Again: Should I change my stem and bar?
Here’s a convoluted question from our friend Mario in Northern Italy. Shorter stems can be good, but rarely with lower bars.
Hi, i’m a trail rider from italy, i’ve read with great interest your articles about stems and bars. At the moment i’m riding my palomino with a 9 cm, 10° stem and a 1,75″ riser bar (25,4 mm diameter). The bike came with 100 mm 8° stem and 1″ riser bar.
Now I want change the old stuff with a 1,5″ carbon riser bar and 8 cm, 12° stem (31,8 mm diameter). Do you think that this will improve descending abilities, or is it a too small change to notice some modification in riding?
My friends say that the shorter stem will affect climbing a lot, and that is better not to change the stem length. I send you 2 photos of my bike, with the fork (revelation) set to minimum travel (100 mm) for climbing. The stem is under the level of the saddle and the bar is + or – at the level of the saddle. With this setting i can climb very well. What I can do? Is it better not to change the stem? Can you tell me your opinion?
Thanks a lot
Approximate. This ignores bar sweep.
Downhill: If your current setup is working well for you, the new setup won’t be an improvement. Your bars will be closer and lower. That is not a good combination. Typically, if you want to improve handling, you bring your bars closer AND higher. Think of a moto or a downhill bike.
Uphill: The shortness won’t ruin your climbing, but the lowness might make you feel more cramped. The length of your stem isn’t all that important for climbing. While long stems make climbing easier, you can learn to climb very well with a short stem — as long as your bars are high enough.
Read these articles:
Stems and bars: Long and low or short and high
Stem length/rise for a trail bike
Ah, Northern Italy … near Cuneo, Piemonte region, south-western Alps.
Guidi la vostra bici. Abbia divertimento!
PS: Before you ask any question, please search the archives.
I can vouch for Lee’s advice on stems. I swapped the bars and stem on my Trance, keeping the bars at the same height but shortening the stem to 60mm. I’m more confident and faster on the way down and in technical stuff. On the way up, I didn’t find the change made any real difference – if I get dropped on a climb it’s a cardio issue, not because of my shorter stem.
My advice – do exactly as Lee says and go shorter and (very slightly) higher. Enjoy!

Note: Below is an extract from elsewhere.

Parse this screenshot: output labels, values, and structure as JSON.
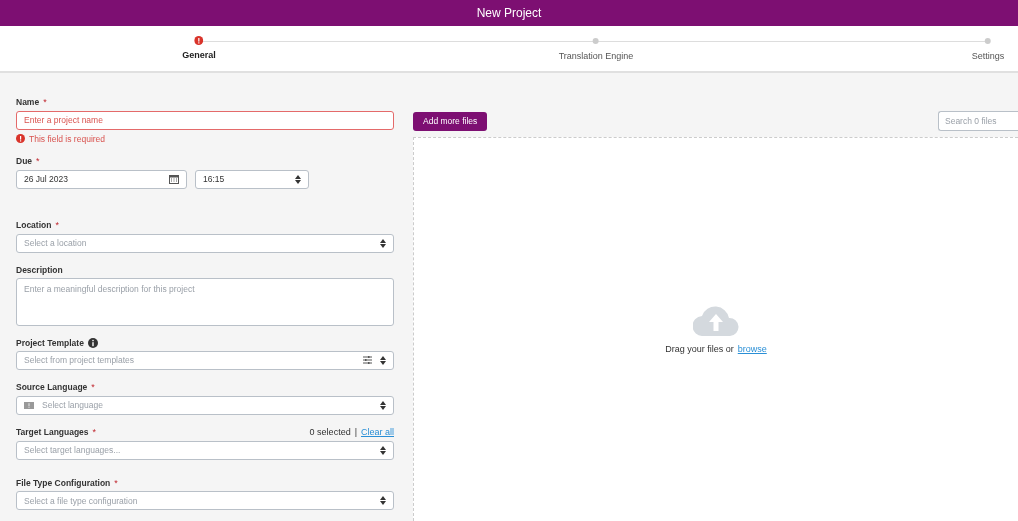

Hi there, thank you for your answers! Lee, your italian is like my english!
I’ve read articles and searched the archives, but unfortunately I have purchased the 1.5″ bar before finding out this web site and reading about stem – bar combination. So, what stem (lenght – rise) could work properly with this bar? I think to combine it with a 90 mm 12° stem, because grips should move slightly from where they are now. Is my theory correct?
A combination I want to experiment that could also work is 70 – 75 mm stem (10° – 15° rise) with 2″ bar. Correct?
I’m waiting for your answer and then i’ll start my experiments.
Many many thanks
Lee, I’m happy to see that you are a back country skier. We call it sci-alpinismo…. enjoy your rides!
This is great info. I have an issue. I ride an 18.5″ Giant NRS with a Thomson 100mm/5 degree rise stem and a Easton Monkey Lite Carbon Riser Bar (I think it is .75 or 1 inch rise – not sure). Also, I use a fox float 100mm front fork. I dont feel comfortable on the bike – feel weighted on the bars, arms feel extended and cant maneuver the bike well. I am 5’11” and average build. I was thinking about going with a 90mm/10degree rise stem for better handling on descents and technical stuff. What do you advise and why. Thanks!
That isn’t much of a difference.
I would start with your body position. Make sure you are balanced on your pedals, and that your shoulders are low. This will give your arms ample range of motion.
This is the position I teach in clinics. Time for another ebook …
a quick way to experiment with stem length , if you have riser bars , is to pivot your bars either forward or back to get a feel for what a new setting may do . a word of caution , if you find you like a 50mm stem with the bars pivoted back you will have ‘no stem’ and no leverage on the steering axis … your front tire may ‘jacknife’ when you hit something . in this case , you need a shorter top tube frame .
I’ve taken this advice and now have a 70mm/9deg Race Face stem with 1.5″ bars. It feels PERFECT for me, BUT, I find the front tire wondering in corners – as though there’s not enough weight?
If the front end is wandering, you can shift your weight forward a bit for more traction. Be sure to do this from a place of centered balance, rather than chronically leaning on the bars.
This is Level 2 cornering …